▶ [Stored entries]
──────────────────────────────
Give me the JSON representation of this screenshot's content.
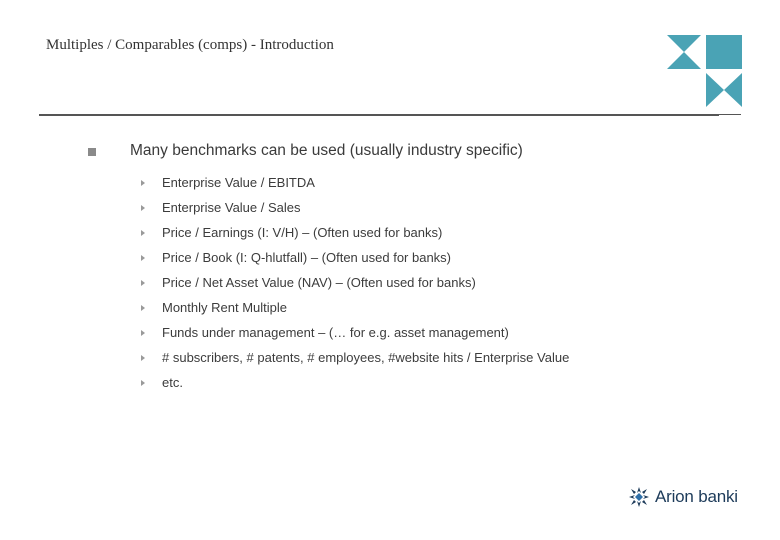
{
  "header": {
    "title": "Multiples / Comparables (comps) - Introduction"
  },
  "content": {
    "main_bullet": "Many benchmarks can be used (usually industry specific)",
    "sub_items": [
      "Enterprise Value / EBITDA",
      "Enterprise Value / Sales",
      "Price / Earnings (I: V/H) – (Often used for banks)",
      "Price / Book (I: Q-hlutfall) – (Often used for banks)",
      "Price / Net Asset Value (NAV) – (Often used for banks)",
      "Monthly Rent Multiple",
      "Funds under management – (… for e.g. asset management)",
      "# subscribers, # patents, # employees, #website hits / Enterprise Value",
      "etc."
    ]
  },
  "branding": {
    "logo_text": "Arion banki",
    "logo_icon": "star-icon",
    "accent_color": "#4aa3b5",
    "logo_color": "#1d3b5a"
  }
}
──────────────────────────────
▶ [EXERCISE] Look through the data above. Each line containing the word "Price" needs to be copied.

▶ [RESPONSE TO THIS EXERCISE]
      "Price / Earnings (I: V/H) – (Often used for banks)",
      "Price / Book (I: Q-hlutfall) – (Often used for banks)",
      "Price / Net Asset Value (NAV) – (Often used for banks)",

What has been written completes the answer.